• [Assignment]
Whenever a line of the records below contains the word "CGRExporterMdlCmd", copy that line.

Dataset rows describing interfaces
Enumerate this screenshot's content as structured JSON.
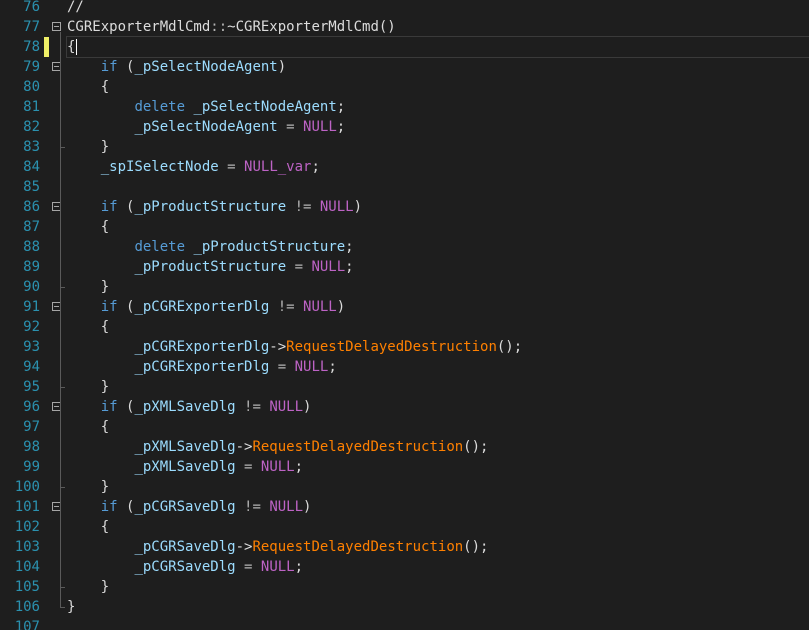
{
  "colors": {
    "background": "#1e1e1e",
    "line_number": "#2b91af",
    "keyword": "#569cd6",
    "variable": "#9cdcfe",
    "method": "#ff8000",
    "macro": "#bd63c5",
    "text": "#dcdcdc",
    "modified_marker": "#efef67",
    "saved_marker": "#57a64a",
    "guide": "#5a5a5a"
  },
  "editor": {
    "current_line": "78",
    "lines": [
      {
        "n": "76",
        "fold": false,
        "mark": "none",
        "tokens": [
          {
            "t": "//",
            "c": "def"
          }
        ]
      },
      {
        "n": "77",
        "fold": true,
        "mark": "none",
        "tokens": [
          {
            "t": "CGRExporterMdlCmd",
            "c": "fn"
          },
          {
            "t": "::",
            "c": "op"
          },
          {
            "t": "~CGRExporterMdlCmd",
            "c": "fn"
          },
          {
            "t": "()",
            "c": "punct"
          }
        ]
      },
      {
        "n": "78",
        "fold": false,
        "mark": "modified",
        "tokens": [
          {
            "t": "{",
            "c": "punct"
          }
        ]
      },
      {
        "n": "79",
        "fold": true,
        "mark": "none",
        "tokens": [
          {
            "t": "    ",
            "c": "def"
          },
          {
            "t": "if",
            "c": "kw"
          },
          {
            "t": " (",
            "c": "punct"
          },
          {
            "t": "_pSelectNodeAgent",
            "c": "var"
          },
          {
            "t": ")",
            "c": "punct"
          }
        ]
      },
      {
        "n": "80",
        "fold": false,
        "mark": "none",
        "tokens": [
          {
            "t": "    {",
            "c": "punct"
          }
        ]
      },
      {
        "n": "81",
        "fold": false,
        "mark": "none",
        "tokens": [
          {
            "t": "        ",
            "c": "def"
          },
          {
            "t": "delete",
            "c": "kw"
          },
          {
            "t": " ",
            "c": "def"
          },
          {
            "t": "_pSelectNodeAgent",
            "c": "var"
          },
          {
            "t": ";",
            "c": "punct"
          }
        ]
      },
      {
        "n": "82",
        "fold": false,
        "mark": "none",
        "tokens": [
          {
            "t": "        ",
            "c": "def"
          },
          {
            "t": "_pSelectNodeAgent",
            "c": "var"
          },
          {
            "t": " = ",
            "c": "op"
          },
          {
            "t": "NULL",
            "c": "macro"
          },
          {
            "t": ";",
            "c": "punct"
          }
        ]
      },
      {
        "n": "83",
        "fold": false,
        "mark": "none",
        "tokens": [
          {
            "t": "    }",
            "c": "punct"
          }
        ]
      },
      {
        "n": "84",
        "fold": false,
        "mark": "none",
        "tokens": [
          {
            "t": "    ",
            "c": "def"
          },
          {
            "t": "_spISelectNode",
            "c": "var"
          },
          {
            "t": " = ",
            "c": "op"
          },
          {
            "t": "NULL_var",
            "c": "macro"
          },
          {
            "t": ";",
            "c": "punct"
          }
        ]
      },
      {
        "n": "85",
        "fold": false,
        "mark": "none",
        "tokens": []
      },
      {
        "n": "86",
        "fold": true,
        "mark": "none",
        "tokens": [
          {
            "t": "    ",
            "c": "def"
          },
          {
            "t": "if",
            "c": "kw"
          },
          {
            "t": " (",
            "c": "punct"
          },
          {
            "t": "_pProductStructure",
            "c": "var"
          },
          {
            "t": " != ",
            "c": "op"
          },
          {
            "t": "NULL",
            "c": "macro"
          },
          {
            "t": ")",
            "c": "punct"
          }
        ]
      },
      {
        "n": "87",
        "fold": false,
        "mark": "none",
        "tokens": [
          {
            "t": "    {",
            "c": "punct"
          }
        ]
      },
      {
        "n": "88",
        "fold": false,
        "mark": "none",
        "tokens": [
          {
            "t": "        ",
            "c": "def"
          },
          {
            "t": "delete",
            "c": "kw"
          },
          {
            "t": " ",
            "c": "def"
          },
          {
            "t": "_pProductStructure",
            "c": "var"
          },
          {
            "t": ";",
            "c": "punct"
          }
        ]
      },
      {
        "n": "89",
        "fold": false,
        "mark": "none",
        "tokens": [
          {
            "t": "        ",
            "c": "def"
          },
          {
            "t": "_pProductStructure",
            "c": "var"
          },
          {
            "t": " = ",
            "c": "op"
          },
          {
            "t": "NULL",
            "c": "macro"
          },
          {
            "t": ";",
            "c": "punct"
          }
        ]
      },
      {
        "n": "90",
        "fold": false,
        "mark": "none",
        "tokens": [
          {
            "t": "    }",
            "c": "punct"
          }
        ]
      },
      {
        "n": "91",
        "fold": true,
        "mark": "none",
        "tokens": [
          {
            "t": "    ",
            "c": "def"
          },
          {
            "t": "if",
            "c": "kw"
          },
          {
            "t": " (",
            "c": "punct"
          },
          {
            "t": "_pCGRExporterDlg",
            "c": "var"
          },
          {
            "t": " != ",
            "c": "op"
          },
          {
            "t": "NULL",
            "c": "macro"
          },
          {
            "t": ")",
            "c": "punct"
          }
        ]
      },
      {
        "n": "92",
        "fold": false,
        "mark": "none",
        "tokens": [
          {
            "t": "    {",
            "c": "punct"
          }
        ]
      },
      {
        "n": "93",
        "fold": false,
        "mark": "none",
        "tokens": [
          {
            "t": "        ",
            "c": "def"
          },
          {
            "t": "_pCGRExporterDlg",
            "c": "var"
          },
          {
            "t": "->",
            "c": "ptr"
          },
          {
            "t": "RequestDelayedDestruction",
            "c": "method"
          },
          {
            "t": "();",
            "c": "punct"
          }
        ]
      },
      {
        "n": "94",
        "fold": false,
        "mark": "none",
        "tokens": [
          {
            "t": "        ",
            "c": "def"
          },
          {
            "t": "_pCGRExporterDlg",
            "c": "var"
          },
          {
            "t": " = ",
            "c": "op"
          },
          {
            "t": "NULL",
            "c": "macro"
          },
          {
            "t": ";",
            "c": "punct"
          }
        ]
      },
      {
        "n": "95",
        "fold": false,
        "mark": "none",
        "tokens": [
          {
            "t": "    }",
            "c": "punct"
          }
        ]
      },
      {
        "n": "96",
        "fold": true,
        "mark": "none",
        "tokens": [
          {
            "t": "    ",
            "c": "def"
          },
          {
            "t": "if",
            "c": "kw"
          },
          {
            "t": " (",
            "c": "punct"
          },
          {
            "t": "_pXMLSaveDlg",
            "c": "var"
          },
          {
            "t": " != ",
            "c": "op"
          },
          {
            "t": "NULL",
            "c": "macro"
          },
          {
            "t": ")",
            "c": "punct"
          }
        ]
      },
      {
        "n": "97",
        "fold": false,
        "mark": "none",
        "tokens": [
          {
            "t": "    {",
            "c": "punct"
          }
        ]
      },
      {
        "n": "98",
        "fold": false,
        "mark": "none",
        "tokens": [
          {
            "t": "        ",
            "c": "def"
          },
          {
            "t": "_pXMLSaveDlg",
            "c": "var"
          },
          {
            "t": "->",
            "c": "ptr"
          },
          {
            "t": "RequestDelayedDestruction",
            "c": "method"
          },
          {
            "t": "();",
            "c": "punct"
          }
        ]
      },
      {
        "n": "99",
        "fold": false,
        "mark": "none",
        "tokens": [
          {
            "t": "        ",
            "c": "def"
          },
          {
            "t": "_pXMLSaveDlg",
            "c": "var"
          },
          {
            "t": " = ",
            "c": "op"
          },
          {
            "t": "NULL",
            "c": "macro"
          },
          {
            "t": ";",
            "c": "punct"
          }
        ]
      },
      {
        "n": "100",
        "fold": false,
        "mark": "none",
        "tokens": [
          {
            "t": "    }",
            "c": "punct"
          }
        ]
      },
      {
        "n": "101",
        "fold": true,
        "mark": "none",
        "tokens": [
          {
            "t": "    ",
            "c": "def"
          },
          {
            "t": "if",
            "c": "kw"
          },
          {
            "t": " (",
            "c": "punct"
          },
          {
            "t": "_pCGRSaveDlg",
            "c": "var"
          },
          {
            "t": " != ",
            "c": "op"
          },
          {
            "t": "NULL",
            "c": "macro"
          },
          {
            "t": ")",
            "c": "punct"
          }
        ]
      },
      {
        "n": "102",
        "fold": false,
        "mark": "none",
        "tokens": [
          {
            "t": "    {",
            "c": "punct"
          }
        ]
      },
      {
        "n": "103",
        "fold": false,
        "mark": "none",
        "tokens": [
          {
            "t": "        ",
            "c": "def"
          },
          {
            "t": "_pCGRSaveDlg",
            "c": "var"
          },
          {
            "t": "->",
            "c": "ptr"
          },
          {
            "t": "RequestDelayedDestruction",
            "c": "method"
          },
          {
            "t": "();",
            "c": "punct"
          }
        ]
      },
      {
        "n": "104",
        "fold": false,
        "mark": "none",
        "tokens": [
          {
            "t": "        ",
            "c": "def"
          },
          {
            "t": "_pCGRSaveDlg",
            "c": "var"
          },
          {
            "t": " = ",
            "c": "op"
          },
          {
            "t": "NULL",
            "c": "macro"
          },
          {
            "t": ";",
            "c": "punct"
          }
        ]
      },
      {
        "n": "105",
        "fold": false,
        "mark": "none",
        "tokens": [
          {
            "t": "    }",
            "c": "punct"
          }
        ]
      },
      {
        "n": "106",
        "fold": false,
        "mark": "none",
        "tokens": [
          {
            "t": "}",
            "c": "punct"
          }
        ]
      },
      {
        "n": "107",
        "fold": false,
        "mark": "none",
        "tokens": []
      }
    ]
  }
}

• [Task answer]
            "t": "CGRExporterMdlCmd",
            "t": "~CGRExporterMdlCmd",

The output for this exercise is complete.